Steampipe queries can provide valuable insight into your cloud configuration, and the interactive client is a powerful tool for ad hoc queries and exploration. Often, however, you will write a query that you will want to re-run in the future, either manually or perhaps as a cron job. Steampipe allows you to save your query to a file, and pass the file into the steampipe query command.

For example, lets create a query to find S3 buckets where versioning is not enabled. Paste the following snippet into a file named s3_versioning_disabled.sql:

select
name,
region,
account_id,
versioning_enabled
from
aws_s3_bucket
where
not versioning_enabled;

We can now run the query by passing the file name to steampipe query

steampipe query s3_versioning_disabled.sql

You can even run multiple sql files by passing a glob or a space separated list of file names to the command:

steampipe query *.sql

Named Queries

Steampipe also allows you to use named queries. Steampipe will create a query object for every .sql file in the root of your workspace directory. By default, the workspace directory is the working directory when you launched steampipe, though you can specify a different directory with the --workspace argument. You can run these queries in an interactive session, or from from command line, by name.
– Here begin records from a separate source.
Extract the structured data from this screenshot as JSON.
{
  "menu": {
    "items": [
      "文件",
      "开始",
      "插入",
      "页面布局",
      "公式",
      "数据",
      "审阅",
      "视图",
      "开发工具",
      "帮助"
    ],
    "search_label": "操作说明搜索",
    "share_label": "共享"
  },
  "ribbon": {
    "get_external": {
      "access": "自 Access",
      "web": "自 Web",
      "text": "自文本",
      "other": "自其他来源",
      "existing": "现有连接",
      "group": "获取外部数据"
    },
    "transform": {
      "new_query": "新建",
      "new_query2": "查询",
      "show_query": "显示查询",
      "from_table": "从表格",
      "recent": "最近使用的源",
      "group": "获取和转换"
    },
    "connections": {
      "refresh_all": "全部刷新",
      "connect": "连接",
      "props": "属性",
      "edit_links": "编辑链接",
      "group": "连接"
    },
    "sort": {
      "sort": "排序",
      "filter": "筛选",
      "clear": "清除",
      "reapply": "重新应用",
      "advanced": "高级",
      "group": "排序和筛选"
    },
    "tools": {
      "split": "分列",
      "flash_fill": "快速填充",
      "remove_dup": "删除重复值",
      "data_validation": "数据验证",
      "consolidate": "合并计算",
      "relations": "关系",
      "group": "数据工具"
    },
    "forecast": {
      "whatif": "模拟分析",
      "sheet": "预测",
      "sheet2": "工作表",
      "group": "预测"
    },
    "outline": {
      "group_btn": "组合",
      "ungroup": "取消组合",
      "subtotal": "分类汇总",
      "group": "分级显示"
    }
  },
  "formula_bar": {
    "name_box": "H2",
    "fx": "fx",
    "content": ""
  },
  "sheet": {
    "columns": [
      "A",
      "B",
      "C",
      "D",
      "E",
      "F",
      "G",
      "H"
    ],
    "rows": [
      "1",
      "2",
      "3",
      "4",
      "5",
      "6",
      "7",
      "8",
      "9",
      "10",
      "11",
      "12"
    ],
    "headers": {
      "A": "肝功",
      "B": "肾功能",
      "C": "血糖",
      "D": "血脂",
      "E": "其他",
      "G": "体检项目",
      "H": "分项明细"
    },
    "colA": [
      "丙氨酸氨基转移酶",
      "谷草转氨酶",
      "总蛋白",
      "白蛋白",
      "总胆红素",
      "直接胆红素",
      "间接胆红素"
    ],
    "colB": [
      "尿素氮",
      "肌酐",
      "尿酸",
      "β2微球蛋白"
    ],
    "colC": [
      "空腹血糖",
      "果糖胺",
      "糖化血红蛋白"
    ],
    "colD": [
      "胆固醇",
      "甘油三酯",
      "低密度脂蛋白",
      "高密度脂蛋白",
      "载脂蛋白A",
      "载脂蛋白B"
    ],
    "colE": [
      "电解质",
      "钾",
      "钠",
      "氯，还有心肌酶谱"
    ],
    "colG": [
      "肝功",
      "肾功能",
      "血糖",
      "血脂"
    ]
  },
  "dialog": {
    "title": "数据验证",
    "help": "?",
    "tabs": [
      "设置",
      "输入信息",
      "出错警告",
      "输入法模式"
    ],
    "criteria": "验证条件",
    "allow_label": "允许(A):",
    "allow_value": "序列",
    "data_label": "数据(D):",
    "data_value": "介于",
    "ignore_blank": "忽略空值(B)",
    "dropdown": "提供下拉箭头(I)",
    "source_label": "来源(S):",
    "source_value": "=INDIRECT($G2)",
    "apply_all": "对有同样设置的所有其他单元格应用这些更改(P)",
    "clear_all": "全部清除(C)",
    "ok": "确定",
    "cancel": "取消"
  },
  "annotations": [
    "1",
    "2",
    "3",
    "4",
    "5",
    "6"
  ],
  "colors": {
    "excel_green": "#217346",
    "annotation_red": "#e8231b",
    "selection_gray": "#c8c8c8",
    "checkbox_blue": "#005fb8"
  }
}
If you created the s3_versioning_disabled.sql file in a directory other than the current directory, change to that directory. Start the interactive query shell:

steampipe query

You can run your query by name:

query.s3_versioning_disabled

Your saved queries even show up in the auto-complete list, making them easier to find and recall!

You can even run the named query in batch mode:

steampipe query "query.s3_versioning_disabled"

Steampipe makes it easy to build a library of custom queries that you can effortlessly recall and re-use!